- Remember the kalima scene from Indiana Jones and the Temple of Doom? It is so, so much worse/horrifying as a medically accurate procedure.
- Oh snap. I completely called that one wrong.
It’s hard to go wrong when Snyder teams up with his artist from American Vampire, Raphael Albuquerque. Just like in that title, All-Star Batman #10 is packed full of gorgeously rendered settings, kinetically charged action sequences, and some of the most expressive faces you see in any comic on the stands. Add in colorist Jordie Bellaire’s rich palettes, and this might be an early front-runner for the most beautiful looking single issue of 2017.
Story-wise, Scott Snyder takes a typical Batman retrospective tale and completely turns it on its head. By the issue’s end, it’s clear that the usual money laundering and drug smuggling shenanigans are merely the beginning of a threat that’s much bigger and shockingly personal.

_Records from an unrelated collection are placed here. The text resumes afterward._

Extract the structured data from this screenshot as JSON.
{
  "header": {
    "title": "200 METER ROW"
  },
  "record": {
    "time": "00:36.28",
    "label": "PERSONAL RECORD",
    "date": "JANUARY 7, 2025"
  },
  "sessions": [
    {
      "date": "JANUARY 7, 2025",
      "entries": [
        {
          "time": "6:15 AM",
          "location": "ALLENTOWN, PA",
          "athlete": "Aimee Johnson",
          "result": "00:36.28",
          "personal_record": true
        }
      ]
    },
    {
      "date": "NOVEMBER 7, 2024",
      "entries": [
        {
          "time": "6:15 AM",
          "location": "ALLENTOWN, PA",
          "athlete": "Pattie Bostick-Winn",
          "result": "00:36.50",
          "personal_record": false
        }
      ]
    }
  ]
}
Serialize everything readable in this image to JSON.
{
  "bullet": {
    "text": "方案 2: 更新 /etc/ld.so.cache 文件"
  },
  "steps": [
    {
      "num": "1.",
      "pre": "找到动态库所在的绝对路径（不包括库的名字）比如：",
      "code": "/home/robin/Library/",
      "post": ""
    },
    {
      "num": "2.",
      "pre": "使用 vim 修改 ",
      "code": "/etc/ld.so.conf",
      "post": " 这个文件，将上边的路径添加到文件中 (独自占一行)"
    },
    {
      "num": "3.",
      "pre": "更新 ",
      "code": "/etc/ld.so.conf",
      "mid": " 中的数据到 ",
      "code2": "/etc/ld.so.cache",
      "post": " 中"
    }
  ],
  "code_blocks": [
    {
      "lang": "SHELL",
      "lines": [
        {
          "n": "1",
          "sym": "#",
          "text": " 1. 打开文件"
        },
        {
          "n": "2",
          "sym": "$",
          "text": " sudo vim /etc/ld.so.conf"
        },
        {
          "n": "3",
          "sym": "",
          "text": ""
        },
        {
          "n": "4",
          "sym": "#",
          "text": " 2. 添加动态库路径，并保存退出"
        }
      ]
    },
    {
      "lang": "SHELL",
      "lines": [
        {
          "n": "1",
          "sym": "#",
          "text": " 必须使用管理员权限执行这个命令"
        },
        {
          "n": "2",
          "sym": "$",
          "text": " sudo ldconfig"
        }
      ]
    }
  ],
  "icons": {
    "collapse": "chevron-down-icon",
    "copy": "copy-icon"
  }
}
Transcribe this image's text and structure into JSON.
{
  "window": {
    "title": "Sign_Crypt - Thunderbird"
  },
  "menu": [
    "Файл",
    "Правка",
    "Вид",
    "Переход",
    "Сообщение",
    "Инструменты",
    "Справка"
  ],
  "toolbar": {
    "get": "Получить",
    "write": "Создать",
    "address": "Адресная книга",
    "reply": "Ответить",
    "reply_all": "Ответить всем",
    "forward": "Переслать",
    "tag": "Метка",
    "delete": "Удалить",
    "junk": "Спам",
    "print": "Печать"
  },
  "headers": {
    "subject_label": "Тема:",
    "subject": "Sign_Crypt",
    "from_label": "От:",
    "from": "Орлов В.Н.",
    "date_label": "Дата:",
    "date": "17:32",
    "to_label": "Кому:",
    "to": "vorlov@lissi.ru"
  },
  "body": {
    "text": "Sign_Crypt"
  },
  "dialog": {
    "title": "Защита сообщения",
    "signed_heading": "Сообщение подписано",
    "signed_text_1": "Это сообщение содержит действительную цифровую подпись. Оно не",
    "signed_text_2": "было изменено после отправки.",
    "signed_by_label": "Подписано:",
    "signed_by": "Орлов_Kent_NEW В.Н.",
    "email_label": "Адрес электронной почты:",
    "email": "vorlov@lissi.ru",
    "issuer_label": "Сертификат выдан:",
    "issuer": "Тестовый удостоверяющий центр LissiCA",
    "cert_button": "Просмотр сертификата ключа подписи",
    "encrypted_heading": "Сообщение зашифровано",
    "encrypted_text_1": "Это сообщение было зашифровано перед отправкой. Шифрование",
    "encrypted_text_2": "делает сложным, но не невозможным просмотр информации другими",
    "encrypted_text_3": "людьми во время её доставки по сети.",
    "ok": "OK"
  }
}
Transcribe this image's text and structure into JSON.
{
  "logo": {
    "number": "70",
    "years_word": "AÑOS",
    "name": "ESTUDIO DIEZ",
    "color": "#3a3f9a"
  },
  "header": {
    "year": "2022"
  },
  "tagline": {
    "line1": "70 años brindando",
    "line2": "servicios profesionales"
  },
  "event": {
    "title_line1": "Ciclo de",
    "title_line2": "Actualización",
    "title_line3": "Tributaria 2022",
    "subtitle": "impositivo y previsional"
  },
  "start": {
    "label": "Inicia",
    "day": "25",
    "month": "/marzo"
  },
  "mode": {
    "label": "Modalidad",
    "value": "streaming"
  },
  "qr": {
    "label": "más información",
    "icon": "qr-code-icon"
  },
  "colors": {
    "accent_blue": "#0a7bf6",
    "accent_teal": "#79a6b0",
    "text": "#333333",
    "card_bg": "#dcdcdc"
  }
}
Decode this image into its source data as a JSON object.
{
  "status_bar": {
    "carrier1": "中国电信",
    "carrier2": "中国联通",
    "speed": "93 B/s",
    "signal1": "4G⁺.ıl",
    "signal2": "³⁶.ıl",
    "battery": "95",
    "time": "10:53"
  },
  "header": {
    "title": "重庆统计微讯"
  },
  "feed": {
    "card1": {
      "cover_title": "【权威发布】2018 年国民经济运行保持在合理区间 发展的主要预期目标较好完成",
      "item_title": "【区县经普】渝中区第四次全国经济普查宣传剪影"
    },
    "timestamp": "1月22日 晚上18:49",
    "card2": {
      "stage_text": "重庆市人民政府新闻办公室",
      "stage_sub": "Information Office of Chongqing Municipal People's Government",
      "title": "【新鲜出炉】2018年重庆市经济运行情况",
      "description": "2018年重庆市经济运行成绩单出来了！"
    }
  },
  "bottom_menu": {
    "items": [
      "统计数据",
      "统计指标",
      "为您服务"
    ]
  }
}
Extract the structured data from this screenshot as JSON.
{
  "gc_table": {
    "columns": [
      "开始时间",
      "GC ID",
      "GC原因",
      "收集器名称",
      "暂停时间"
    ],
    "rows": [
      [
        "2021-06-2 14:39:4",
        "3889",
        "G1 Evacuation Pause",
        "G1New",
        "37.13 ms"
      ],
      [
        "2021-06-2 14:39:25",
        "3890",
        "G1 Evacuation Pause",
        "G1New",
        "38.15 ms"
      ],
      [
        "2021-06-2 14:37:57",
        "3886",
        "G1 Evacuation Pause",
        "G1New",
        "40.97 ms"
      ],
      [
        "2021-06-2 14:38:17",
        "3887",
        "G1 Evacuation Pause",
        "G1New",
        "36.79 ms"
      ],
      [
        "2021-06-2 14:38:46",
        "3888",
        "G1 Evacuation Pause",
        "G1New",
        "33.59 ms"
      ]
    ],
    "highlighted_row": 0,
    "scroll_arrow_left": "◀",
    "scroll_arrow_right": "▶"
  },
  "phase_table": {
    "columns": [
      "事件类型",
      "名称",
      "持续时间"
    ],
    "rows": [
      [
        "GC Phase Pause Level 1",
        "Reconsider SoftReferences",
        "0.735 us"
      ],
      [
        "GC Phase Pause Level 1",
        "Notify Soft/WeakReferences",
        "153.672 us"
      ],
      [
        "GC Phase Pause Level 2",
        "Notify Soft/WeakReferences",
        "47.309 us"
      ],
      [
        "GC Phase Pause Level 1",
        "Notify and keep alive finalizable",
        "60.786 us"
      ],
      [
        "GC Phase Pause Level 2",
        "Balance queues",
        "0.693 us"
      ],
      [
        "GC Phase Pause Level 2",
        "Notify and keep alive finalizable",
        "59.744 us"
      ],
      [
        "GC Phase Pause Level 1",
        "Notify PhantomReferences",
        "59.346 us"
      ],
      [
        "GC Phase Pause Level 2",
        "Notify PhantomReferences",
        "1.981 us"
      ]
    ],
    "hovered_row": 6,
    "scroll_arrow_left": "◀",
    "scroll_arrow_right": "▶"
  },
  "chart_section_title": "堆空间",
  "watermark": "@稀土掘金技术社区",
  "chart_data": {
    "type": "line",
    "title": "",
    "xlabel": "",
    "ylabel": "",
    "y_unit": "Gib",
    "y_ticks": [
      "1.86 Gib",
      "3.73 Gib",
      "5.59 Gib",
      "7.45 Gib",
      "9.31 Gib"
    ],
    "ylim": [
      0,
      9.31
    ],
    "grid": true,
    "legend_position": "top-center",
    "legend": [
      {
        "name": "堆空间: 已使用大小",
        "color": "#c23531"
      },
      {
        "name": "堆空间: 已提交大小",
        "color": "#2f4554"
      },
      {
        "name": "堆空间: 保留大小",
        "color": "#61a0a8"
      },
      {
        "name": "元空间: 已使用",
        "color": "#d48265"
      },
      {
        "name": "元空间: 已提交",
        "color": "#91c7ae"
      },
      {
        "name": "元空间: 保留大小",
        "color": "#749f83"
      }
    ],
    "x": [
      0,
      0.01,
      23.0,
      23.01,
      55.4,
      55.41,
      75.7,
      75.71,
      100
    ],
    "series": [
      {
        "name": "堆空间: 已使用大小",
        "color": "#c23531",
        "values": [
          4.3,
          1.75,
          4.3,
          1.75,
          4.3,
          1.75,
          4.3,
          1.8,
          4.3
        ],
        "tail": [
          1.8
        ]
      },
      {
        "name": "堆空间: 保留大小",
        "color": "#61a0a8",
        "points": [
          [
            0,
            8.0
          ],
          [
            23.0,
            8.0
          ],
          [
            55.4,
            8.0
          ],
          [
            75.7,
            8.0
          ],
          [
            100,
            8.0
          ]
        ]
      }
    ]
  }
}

Snyder also does an incredible job telling the story from Alfred’s point of view. Not only does it afford us a completely different perspective of Batman’s work, but it also serves to spin the narrative at the last possible moment into something you won’t be expecting…
…or maybe you totally will be expecting it and I was just too stupid to catch on. But I happen to take a lot of pride in my predictive cynicism and Snyder still managed to pull one over on me. Either way, the script perfectly balances Alfred’s narration with plenty of dialogue from Batman. Instead of falling into the trap most Alfred-centric stories do (an old man whining incessantly about how Bruce is going to get himself killed one day), All-Star Batman #10 humanizes Alfred in a way that somehow makes him seem both more relatable and a bit more badass—all while still feeling like a real Batman story.
There’s also a nice backup story at the end of the issue, but the main story was more than enough to make this one of my favorite issues of All-Star Batman so far. If this issue is an indication of things to come, then The First Ally might be a lot more than the introduction of a new Batman villain—it could also turn out to be a classic.